Kg Attap. Masak Masak writes: "I love the Kampung Attap area which isn't really a kampung as you don't see village houses like Kampung Baru but was known instead as an area for police accomodation. Although the area is very run down, I often go there as I have two favourite stalls: this one that serves yummy ayam madu (Malay for honey chicken) and fish head curry and another one that serves excellent fried chicken. Another plus point about Kampung Attap is the excellent frozen food specialist, Lee's Frozen Food which sells all kinds of frozen meat and seafood at reasonable prices.
"The stall has been in business for almost twenty years and moved in to this premises since 1992. Usually you queue up and order your food from this man who will cut the fried chicken for you and pour the sticky honey sauce flavoured with spices. If you are not eating chicken due to the bird flu scare, you can also choose from large squids, fried fish and mutton curry.
"I had a plate of ayam madu, my favourite which comes with two kinds of vegetables: the curry vegetables which is taken from the same pot of the fish head curry and the bean sprouts and spinach. You also get a handful of crackers with the meal. Excellent stuff which only set me back by RM4.20.
"The enormous fish head curry (order only when you have a horde of hungry friends with you) is from a large type of fish known as ikan merah in Malay (sorry I have no idea what it's called in English) and each plate costs about RM40 (price may vary due to the size) . The guy who ladles up the fish head curry is a real expert as he fishes inside the large metal pot to dig out the fish head which is hidden by the vegetables in the curry.

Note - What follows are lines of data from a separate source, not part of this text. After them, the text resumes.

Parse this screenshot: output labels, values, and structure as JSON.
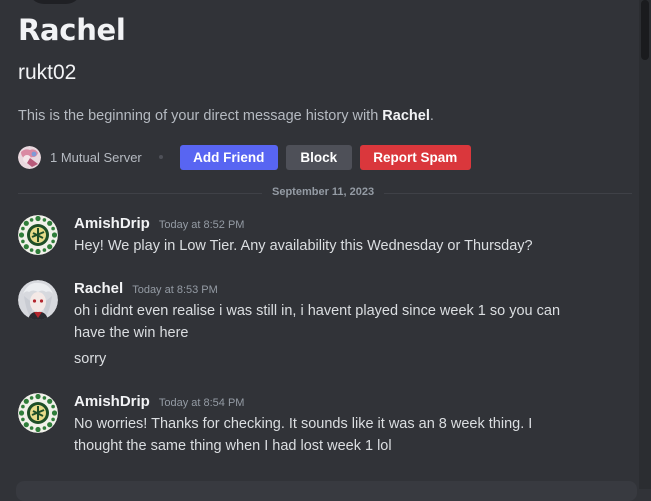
{
  "profile": {
    "display_name": "Rachel",
    "username": "rukt02",
    "intro_prefix": "This is the beginning of your direct message history with ",
    "intro_name": "Rachel",
    "intro_suffix": "."
  },
  "mutual": {
    "label": "1 Mutual Server"
  },
  "buttons": {
    "add_friend": "Add Friend",
    "block": "Block",
    "report_spam": "Report Spam"
  },
  "date_divider": "September 11, 2023",
  "messages": [
    {
      "author": "AmishDrip",
      "timestamp": "Today at 8:52 PM",
      "lines": [
        "Hey! We play in Low Tier. Any availability this Wednesday or Thursday?"
      ]
    },
    {
      "author": "Rachel",
      "timestamp": "Today at 8:53 PM",
      "lines": [
        "oh i didnt even realise i was still in, i havent played since week 1 so you can",
        "have the win here",
        "sorry"
      ]
    },
    {
      "author": "AmishDrip",
      "timestamp": "Today at 8:54 PM",
      "lines": [
        "No worries! Thanks for checking. It sounds like it was an 8 week thing. I",
        "thought the same thing when I had lost week 1 lol"
      ]
    }
  ],
  "colors": {
    "background": "#313338",
    "blurple": "#5865f2",
    "danger": "#da373c",
    "neutral_button": "#4e5058"
  }
}
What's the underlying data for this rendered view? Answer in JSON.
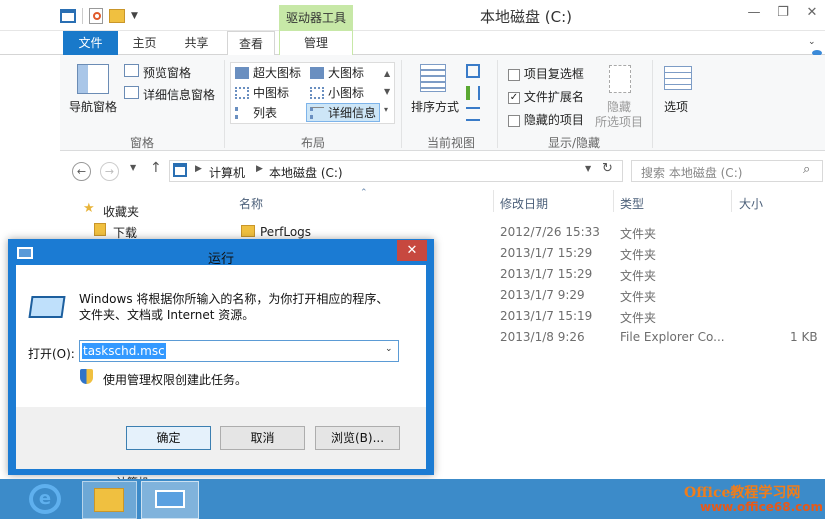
{
  "window": {
    "title": "本地磁盘 (C:)",
    "context_tab": "驱动器工具"
  },
  "ribbon_tabs": [
    "文件",
    "主页",
    "共享",
    "查看",
    "管理"
  ],
  "ribbon": {
    "pane_group": {
      "nav_pane": "导航窗格",
      "preview": "预览窗格",
      "details": "详细信息窗格",
      "label": "窗格"
    },
    "layout_group": {
      "items": [
        "超大图标",
        "大图标",
        "中图标",
        "小图标",
        "列表",
        "详细信息"
      ],
      "label": "布局"
    },
    "view_group": {
      "sort": "排序方式",
      "label": "当前视图"
    },
    "show_group": {
      "item_checkbox": "项目复选框",
      "file_ext": "文件扩展名",
      "hidden_items": "隐藏的项目",
      "hide": "隐藏",
      "hide_selected": "所选项目",
      "label": "显示/隐藏"
    },
    "options": "选项"
  },
  "address": {
    "segments": [
      "计算机",
      "本地磁盘 (C:)"
    ],
    "search_placeholder": "搜索 本地磁盘 (C:)"
  },
  "nav": {
    "favorites": "收藏夹",
    "downloads": "下载",
    "computer": "计算机"
  },
  "columns": {
    "name": "名称",
    "date": "修改日期",
    "type": "类型",
    "size": "大小"
  },
  "files": [
    {
      "name": "PerfLogs",
      "date": "2012/7/26 15:33",
      "type": "文件夹",
      "size": ""
    },
    {
      "name": "",
      "date": "2013/1/7 15:29",
      "type": "文件夹",
      "size": ""
    },
    {
      "name": "",
      "date": "2013/1/7 15:29",
      "type": "文件夹",
      "size": ""
    },
    {
      "name": "",
      "date": "2013/1/7 9:29",
      "type": "文件夹",
      "size": ""
    },
    {
      "name": "",
      "date": "2013/1/7 15:19",
      "type": "文件夹",
      "size": ""
    },
    {
      "name": "",
      "date": "2013/1/8 9:26",
      "type": "File Explorer Co...",
      "size": "1 KB"
    }
  ],
  "run_dialog": {
    "title": "运行",
    "description": "Windows 将根据你所输入的名称，为你打开相应的程序、文件夹、文档或 Internet 资源。",
    "open_label": "打开(O):",
    "input_value": "taskschd.msc",
    "admin_note": "使用管理权限创建此任务。",
    "ok": "确定",
    "cancel": "取消",
    "browse": "浏览(B)..."
  },
  "watermark": {
    "line1": "Office教程学习网",
    "line2": "www.office68.com"
  }
}
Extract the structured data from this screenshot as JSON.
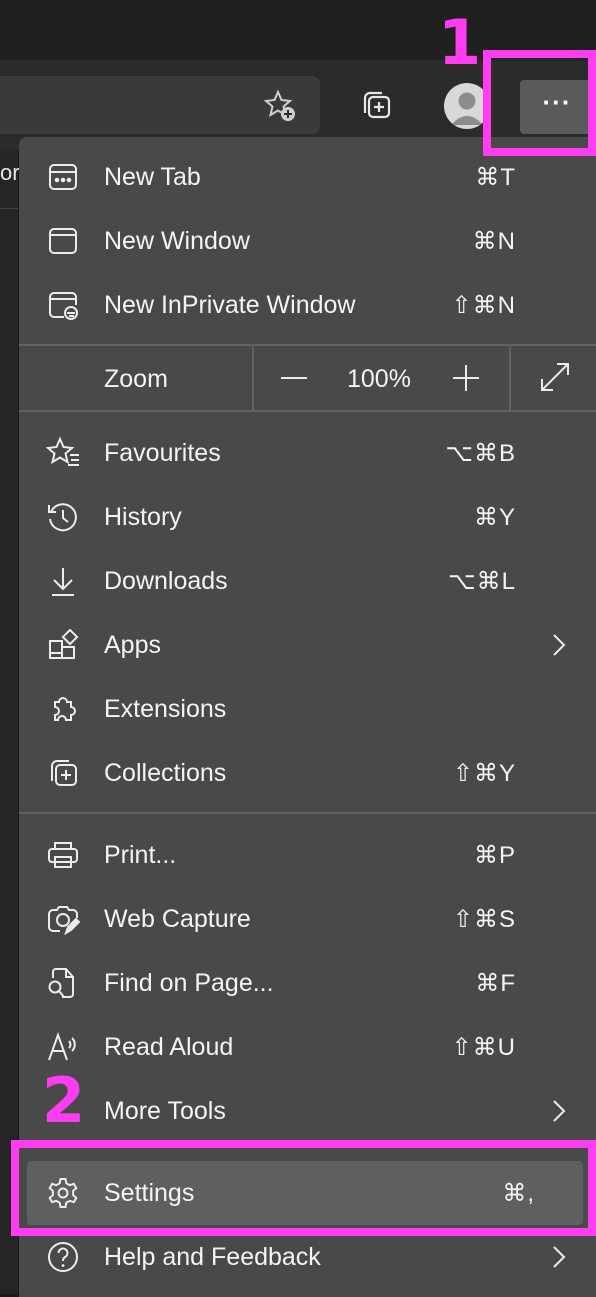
{
  "colors": {
    "annotation": "#ff3df0",
    "menu_bg": "#494949",
    "highlight": "#5f5f5f"
  },
  "toolbar": {
    "tab_fragment": "or",
    "icons": [
      "favorite-add-icon",
      "collections-icon",
      "profile-avatar-icon",
      "more-ellipsis-icon"
    ],
    "more_label": "···"
  },
  "menu": {
    "new_tab": {
      "label": "New Tab",
      "shortcut": "⌘T",
      "icon": "new-tab-icon"
    },
    "new_window": {
      "label": "New Window",
      "shortcut": "⌘N",
      "icon": "window-icon"
    },
    "new_inprivate": {
      "label": "New InPrivate Window",
      "shortcut": "⇧⌘N",
      "icon": "inprivate-window-icon"
    },
    "zoom": {
      "label": "Zoom",
      "minus": "—",
      "value": "100%",
      "plus": "+",
      "icon": "fullscreen-icon"
    },
    "favourites": {
      "label": "Favourites",
      "shortcut": "⌥⌘B",
      "icon": "favourites-icon"
    },
    "history": {
      "label": "History",
      "shortcut": "⌘Y",
      "icon": "history-icon"
    },
    "downloads": {
      "label": "Downloads",
      "shortcut": "⌥⌘L",
      "icon": "download-icon"
    },
    "apps": {
      "label": "Apps",
      "icon": "apps-icon"
    },
    "extensions": {
      "label": "Extensions",
      "icon": "extensions-icon"
    },
    "collections": {
      "label": "Collections",
      "shortcut": "⇧⌘Y",
      "icon": "collections-icon"
    },
    "print": {
      "label": "Print...",
      "shortcut": "⌘P",
      "icon": "print-icon"
    },
    "web_capture": {
      "label": "Web Capture",
      "shortcut": "⇧⌘S",
      "icon": "web-capture-icon"
    },
    "find_on_page": {
      "label": "Find on Page...",
      "shortcut": "⌘F",
      "icon": "find-on-page-icon"
    },
    "read_aloud": {
      "label": "Read Aloud",
      "shortcut": "⇧⌘U",
      "icon": "read-aloud-icon"
    },
    "more_tools": {
      "label": "More Tools"
    },
    "settings": {
      "label": "Settings",
      "shortcut": "⌘,",
      "icon": "gear-icon"
    },
    "help": {
      "label": "Help and Feedback",
      "icon": "help-icon"
    }
  },
  "annotations": {
    "step1": "1",
    "step2": "2"
  }
}
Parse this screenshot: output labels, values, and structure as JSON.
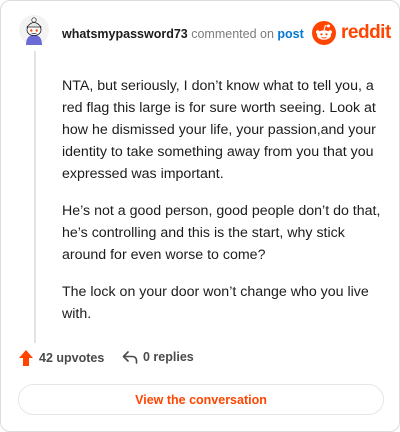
{
  "header": {
    "username": "whatsmypassword73",
    "action_text": "commented on",
    "post_link": "post",
    "brand": "reddit"
  },
  "comment": {
    "paragraphs": [
      "NTA, but seriously, I don’t know what to tell you, a red flag this large is for sure worth seeing. Look at how he dismissed your life, your passion,and your identity to take something away from you that you expressed was important.",
      "He’s not a good person, good people don’t do that, he’s controlling and this is the start, why stick around for even worse to come?",
      "The lock on your door won’t change who you live with."
    ]
  },
  "footer": {
    "upvotes": "42 upvotes",
    "replies": "0 replies",
    "view_button": "View the conversation"
  },
  "colors": {
    "accent": "#ff4500",
    "link": "#0079d3",
    "muted": "#7c7c7c"
  },
  "icons": {
    "avatar": "snoo-avatar-icon",
    "logo": "reddit-snoo-icon",
    "upvote": "upvote-arrow-icon",
    "reply": "reply-arrow-icon"
  }
}
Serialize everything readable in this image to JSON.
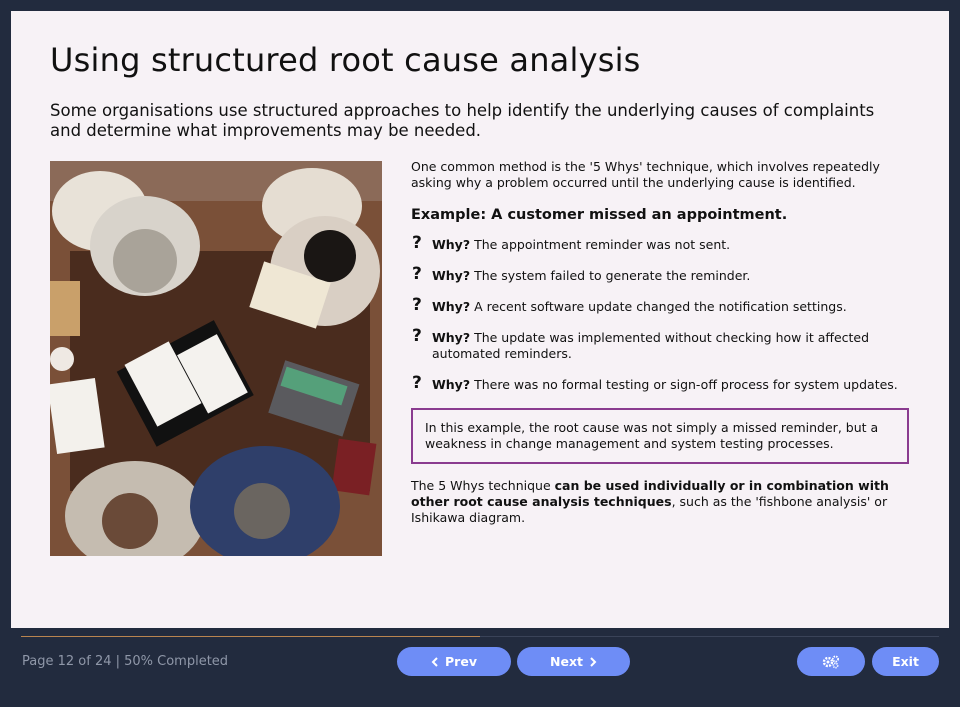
{
  "slide": {
    "title": "Using structured root cause analysis",
    "intro": "Some organisations use structured approaches to help identify the underlying causes of complaints and determine what improvements may be needed.",
    "method": "One common method is the '5 Whys' technique, which involves repeatedly asking why a problem occurred until the underlying cause is identified.",
    "example_heading": "Example: A customer missed an appointment.",
    "why_label": "Why?",
    "question_glyph": "?",
    "whys": [
      "The appointment reminder was not sent.",
      "The system failed to generate the reminder.",
      "A recent software update changed the notification settings.",
      "The update was implemented without checking how it affected automated reminders.",
      "There was no formal testing or sign-off process for system updates."
    ],
    "callout": "In this example, the root cause was not simply a missed reminder, but a weakness in change management and system testing processes.",
    "outro": {
      "part1": "The 5 Whys technique ",
      "bold": "can be used individually or in combination with other root cause analysis techniques",
      "part2": ", such as the 'fishbone analysis' or Ishikawa diagram."
    },
    "image_icon": "team-meeting-photo"
  },
  "footer": {
    "status": "Page 12 of 24 | 50% Completed",
    "progress_percent": 50,
    "prev_label": "Prev",
    "next_label": "Next",
    "exit_label": "Exit",
    "prev_icon": "chevron-left-icon",
    "next_icon": "chevron-right-icon",
    "settings_icon": "gear-icon"
  },
  "colors": {
    "button": "#6e8df6",
    "callout_border": "#8a3b8f",
    "progress": "#b9844f",
    "background": "#222b3e",
    "slide": "#f7f2f6"
  }
}
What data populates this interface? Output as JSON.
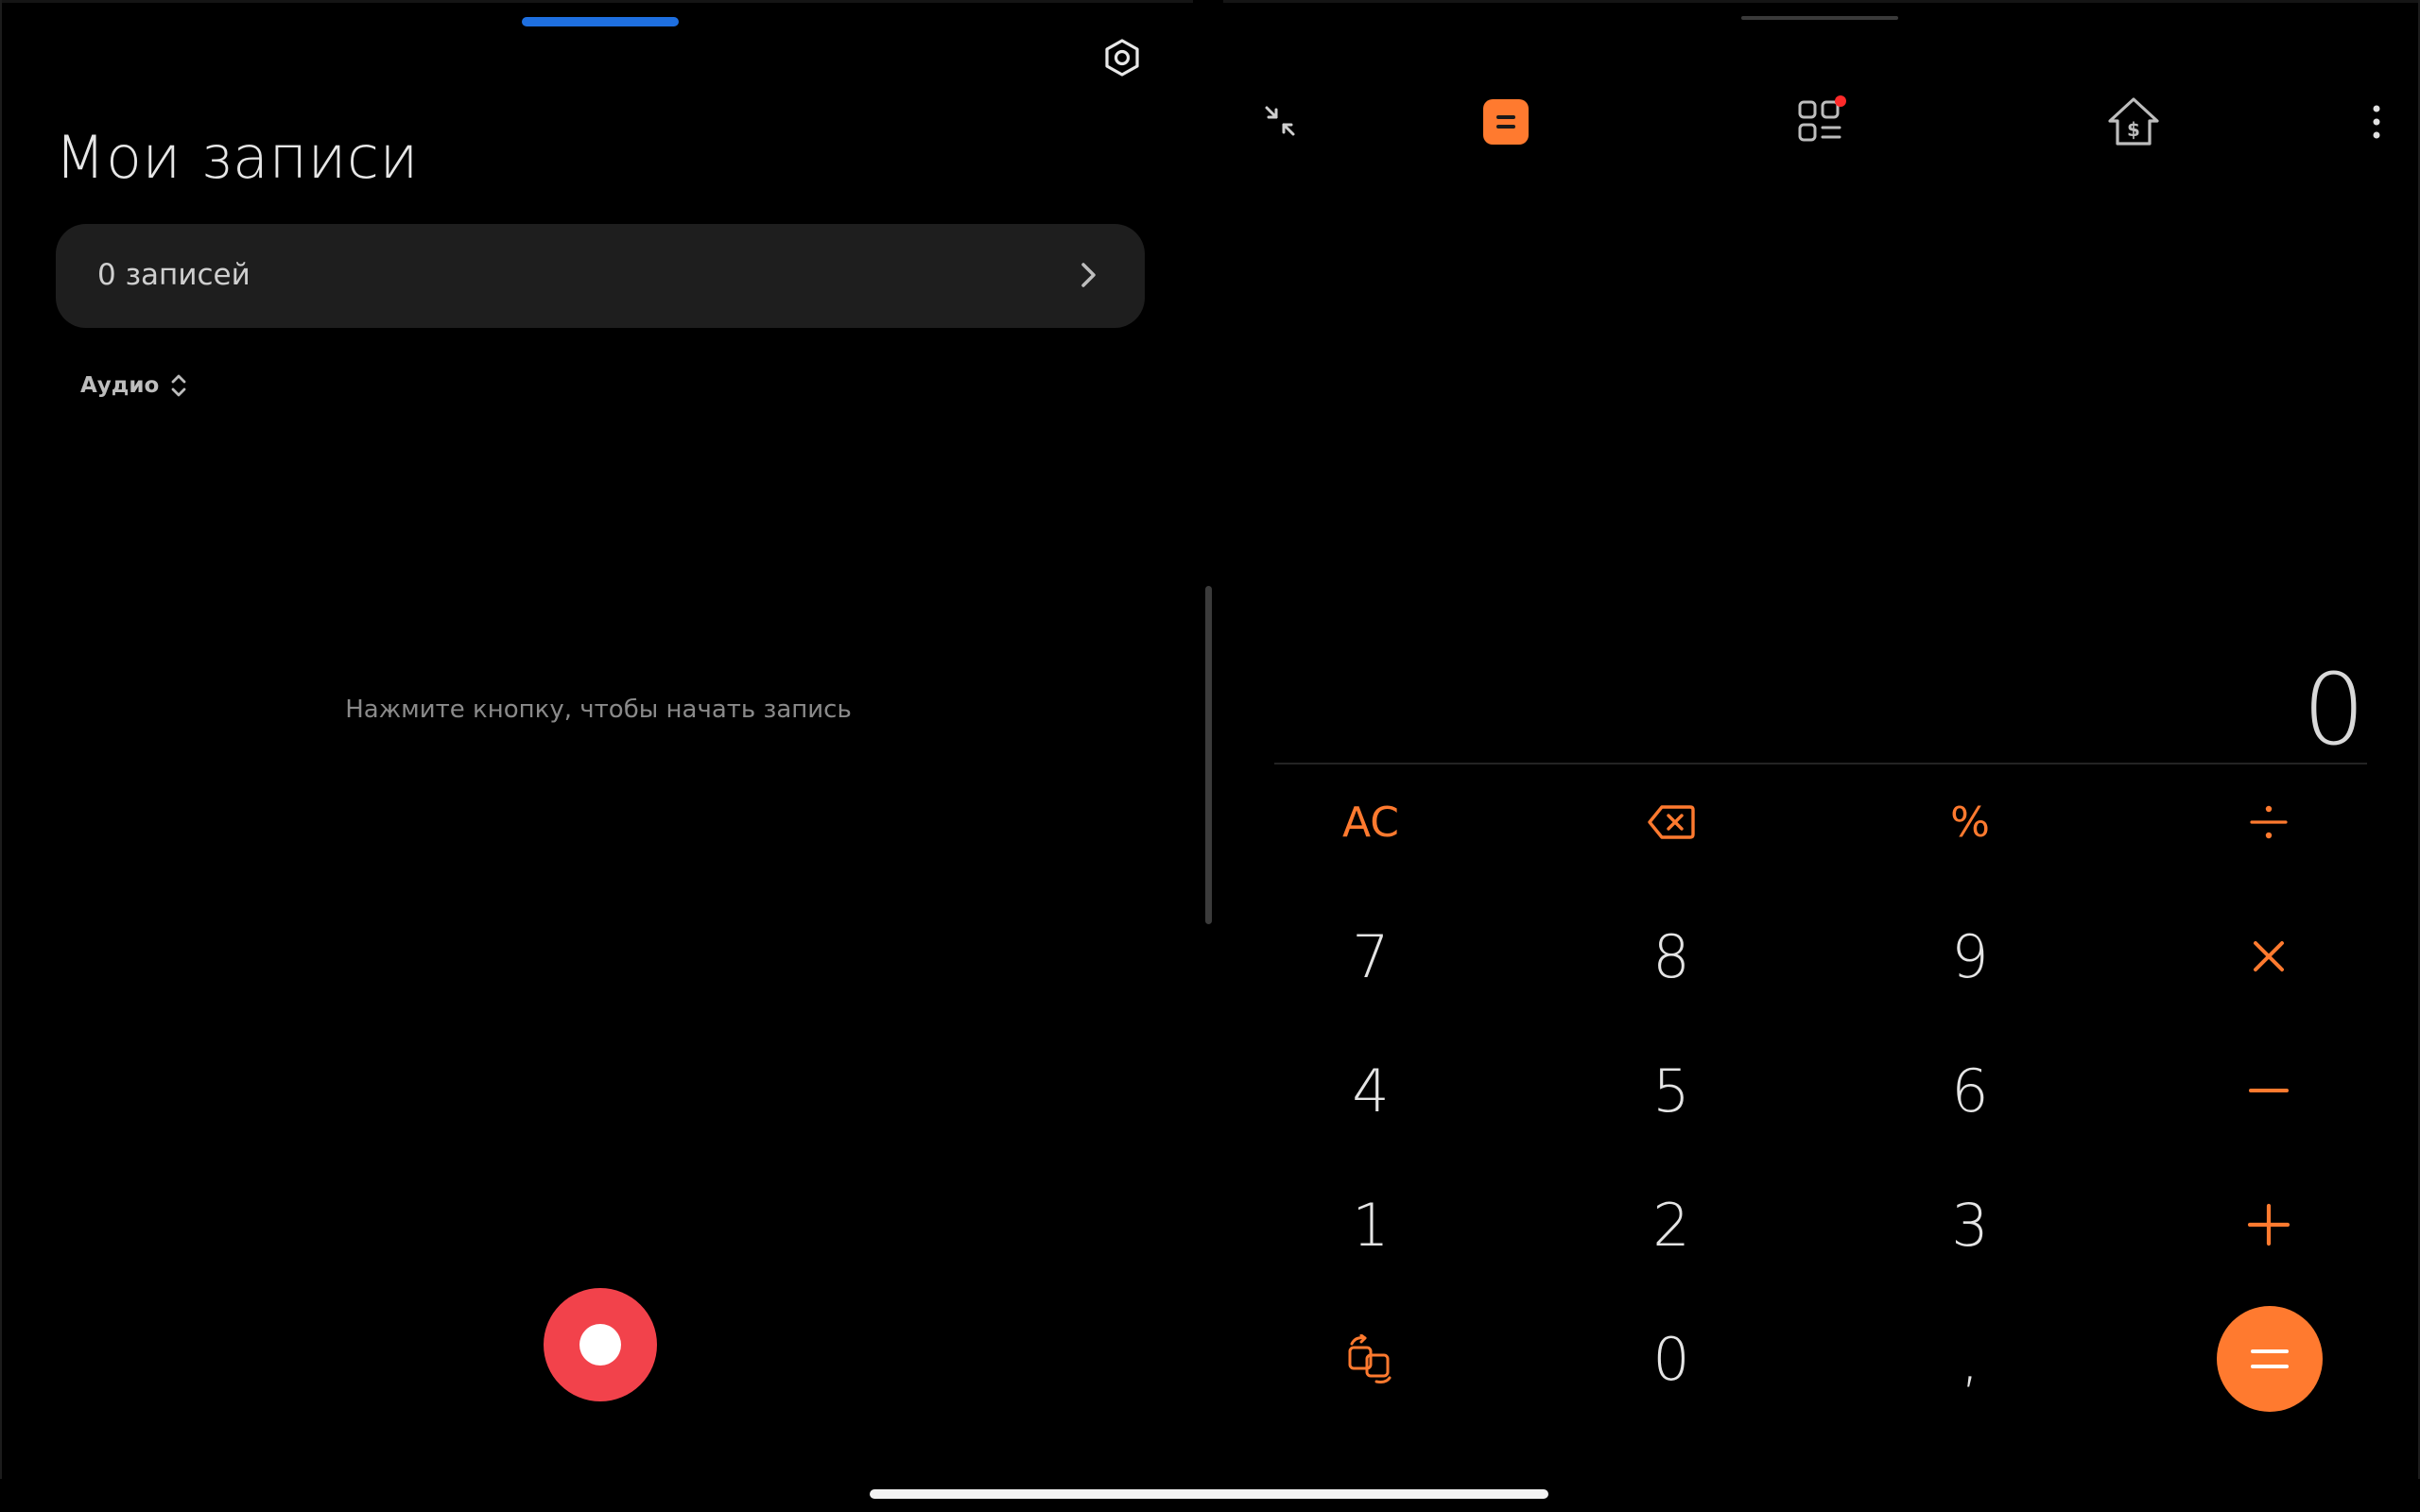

"(This place is only open from 11 am to 3 pm from Mondays to Saturdays. The shack is just at the corner of Jalan Kg Attap and can be seen from Federal Highway. If coming from Federal Highway, take the road towards the Palace and swing left at the sign that says Kg Attap, turn left into Kg Attap at the Chinese Assembly Hall and go straight all the way, the stall is on your left hand side. It's advisable to park at the back near the flats as if you don't get a space in front, you will end up at the highway again)..."
Restaurant Hameed's: Johor Bahru City Square, J3-05, Level 3. Phone: 607-226 0486.
Indian-Muslim food has never been so scrumptious! This place boasts the infamous curry fish head, nasi briyani, chicken curry, chicken kurma, chicken kashmir, mutton mysore, medan beef, prawns, crabs, cuttle fish, penang rojak, soup, roti canai and murtabak.